Start of Block
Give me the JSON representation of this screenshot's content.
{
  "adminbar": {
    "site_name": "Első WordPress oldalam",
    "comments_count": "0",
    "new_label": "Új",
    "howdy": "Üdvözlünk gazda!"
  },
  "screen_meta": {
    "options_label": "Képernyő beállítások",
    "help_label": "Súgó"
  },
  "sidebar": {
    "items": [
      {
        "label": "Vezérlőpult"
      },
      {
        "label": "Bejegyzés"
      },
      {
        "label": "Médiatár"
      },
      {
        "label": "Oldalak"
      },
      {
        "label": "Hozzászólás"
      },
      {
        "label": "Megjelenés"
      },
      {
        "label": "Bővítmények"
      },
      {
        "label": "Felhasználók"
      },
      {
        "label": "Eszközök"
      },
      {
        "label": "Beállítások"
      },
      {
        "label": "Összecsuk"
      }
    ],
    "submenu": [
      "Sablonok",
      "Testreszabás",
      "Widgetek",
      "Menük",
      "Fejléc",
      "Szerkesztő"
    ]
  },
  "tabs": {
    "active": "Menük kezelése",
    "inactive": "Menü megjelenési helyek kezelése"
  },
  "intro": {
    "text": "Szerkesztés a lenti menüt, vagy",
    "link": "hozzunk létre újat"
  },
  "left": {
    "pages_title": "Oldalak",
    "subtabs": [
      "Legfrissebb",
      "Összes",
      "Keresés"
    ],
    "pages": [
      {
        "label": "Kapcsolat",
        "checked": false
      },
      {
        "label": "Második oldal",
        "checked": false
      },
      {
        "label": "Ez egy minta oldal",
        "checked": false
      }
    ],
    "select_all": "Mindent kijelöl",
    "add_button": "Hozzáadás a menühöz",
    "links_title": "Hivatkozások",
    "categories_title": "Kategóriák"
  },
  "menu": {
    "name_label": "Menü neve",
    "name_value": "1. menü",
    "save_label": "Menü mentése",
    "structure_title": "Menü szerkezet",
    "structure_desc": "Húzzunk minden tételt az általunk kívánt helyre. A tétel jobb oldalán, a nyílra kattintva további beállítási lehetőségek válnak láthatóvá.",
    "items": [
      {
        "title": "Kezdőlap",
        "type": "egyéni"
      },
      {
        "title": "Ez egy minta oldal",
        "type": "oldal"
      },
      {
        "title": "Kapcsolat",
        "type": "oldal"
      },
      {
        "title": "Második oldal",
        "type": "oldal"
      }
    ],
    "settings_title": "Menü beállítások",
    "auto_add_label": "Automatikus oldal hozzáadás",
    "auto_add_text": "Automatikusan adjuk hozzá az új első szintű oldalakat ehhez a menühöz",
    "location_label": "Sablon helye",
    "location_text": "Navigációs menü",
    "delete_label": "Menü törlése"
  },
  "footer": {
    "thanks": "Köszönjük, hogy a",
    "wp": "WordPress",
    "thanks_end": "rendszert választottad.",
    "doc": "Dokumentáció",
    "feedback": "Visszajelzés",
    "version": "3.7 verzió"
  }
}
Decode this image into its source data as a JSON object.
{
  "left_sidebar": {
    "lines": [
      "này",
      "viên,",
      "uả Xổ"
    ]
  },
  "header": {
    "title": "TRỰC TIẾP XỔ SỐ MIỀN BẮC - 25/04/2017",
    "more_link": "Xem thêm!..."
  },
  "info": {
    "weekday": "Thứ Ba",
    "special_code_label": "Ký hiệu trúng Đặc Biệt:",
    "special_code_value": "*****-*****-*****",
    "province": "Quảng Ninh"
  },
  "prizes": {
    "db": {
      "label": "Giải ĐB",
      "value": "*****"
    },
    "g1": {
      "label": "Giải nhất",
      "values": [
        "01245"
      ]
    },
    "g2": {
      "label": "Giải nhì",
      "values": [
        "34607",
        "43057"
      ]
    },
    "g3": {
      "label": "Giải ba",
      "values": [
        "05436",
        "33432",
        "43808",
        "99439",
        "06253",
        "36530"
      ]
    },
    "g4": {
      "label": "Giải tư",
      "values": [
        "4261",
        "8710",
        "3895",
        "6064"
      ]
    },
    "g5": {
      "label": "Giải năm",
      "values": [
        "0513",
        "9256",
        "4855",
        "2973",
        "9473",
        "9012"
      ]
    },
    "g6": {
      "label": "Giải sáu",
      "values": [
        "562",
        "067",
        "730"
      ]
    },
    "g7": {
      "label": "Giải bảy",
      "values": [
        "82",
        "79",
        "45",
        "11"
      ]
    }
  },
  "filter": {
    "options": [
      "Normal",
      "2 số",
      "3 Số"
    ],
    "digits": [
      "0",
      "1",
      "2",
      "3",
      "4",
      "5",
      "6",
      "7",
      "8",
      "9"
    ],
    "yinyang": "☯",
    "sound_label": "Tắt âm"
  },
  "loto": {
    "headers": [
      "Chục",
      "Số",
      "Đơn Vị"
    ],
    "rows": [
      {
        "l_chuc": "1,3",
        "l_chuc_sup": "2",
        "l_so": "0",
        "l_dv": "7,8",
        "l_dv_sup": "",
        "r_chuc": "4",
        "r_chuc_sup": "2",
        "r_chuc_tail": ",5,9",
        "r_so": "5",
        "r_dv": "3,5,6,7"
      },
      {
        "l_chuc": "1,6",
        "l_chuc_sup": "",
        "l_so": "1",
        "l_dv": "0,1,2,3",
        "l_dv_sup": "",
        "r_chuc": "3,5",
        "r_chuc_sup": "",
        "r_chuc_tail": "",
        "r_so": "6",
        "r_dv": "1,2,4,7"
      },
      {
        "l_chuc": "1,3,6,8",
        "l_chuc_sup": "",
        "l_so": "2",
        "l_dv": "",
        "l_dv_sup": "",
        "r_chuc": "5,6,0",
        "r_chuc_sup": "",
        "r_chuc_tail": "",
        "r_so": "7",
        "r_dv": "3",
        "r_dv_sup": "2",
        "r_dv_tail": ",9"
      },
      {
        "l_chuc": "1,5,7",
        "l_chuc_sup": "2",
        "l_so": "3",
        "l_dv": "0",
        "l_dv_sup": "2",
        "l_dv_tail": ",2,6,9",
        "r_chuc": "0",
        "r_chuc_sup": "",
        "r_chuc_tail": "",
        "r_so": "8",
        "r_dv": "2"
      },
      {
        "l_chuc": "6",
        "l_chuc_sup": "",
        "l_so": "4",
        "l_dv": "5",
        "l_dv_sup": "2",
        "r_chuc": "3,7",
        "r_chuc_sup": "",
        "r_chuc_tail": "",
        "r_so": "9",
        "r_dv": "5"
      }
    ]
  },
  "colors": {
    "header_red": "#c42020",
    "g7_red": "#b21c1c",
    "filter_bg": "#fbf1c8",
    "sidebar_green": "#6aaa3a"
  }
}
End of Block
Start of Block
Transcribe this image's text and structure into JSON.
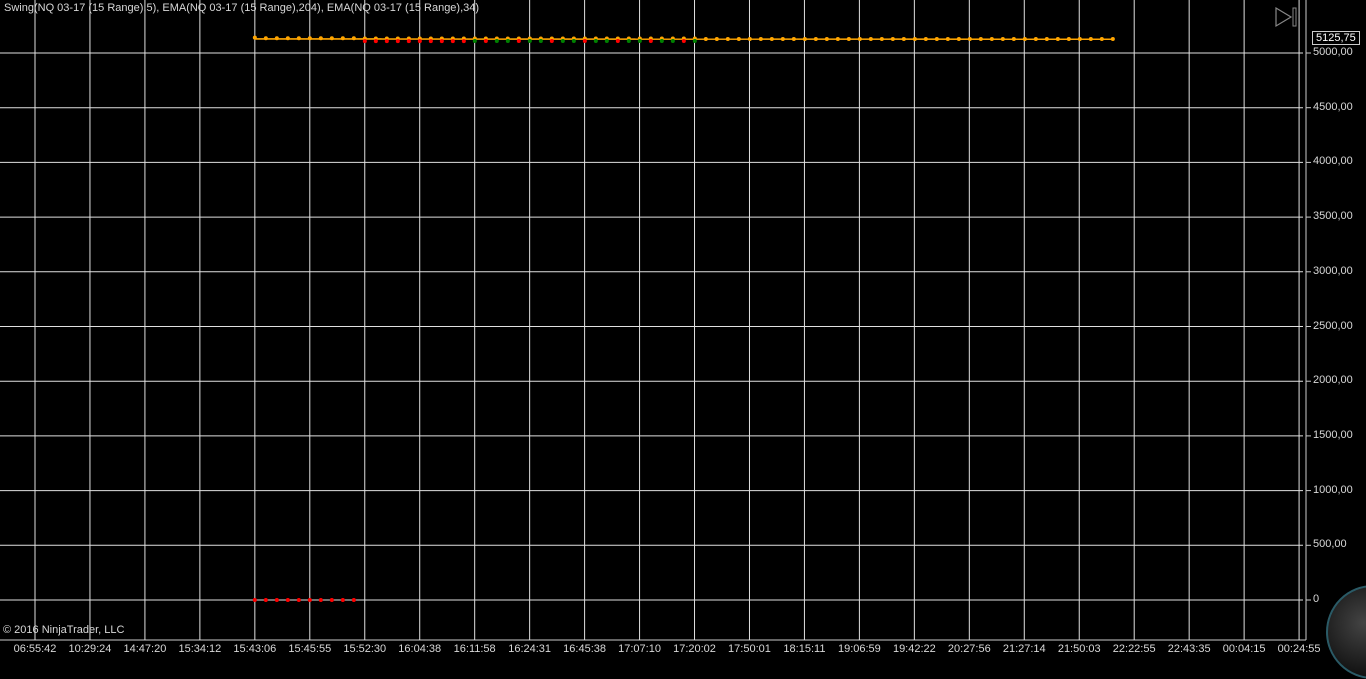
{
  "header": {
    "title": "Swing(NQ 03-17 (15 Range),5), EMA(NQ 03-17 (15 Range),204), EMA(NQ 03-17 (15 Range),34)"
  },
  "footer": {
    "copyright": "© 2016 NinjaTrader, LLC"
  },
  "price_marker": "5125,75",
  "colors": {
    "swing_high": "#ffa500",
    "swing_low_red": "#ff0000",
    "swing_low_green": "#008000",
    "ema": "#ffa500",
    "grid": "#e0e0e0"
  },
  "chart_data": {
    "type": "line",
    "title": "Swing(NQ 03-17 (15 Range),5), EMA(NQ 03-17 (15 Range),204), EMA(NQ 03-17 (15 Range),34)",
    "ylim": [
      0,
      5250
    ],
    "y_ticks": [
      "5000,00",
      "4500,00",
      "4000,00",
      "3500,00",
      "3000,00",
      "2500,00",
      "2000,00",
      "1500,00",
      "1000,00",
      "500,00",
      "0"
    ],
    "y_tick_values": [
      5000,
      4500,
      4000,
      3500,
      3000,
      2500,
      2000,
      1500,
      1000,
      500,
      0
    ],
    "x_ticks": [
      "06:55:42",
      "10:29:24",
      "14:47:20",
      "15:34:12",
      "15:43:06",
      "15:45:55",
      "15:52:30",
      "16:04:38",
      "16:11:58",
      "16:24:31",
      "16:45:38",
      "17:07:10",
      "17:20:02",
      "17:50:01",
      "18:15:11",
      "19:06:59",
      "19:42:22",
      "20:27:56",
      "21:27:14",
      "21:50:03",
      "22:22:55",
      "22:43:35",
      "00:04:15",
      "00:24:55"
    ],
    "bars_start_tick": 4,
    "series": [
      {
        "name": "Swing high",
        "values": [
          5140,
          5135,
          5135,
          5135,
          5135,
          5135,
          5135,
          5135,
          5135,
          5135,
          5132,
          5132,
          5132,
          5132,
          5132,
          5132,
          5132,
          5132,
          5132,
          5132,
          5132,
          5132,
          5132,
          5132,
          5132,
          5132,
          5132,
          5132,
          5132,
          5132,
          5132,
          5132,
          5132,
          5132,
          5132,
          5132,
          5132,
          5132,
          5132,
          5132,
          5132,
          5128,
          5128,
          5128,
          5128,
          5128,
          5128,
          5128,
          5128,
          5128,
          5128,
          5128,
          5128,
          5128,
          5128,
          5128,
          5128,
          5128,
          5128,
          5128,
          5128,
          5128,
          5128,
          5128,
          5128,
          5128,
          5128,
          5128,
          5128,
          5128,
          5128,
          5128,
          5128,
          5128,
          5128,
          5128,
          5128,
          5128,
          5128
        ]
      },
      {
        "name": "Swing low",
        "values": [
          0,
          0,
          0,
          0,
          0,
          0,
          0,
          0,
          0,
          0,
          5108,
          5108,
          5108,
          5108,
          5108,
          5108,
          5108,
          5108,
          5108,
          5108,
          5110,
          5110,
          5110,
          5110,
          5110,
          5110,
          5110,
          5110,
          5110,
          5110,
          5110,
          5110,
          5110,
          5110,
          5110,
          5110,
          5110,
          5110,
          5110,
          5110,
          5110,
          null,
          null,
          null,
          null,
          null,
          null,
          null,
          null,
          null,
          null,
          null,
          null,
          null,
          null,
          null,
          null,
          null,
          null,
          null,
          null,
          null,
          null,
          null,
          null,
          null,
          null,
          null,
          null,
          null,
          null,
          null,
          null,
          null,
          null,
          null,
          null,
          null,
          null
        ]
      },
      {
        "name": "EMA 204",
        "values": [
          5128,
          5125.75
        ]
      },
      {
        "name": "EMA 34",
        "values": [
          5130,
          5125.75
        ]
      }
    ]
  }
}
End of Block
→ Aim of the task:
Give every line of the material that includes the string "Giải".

→ Written response:
      "label": "Giải ĐB",
      "label": "Giải nhất",
      "label": "Giải nhì",
      "label": "Giải ba",
      "label": "Giải tư",
      "label": "Giải năm",
      "label": "Giải sáu",
      "label": "Giải bảy",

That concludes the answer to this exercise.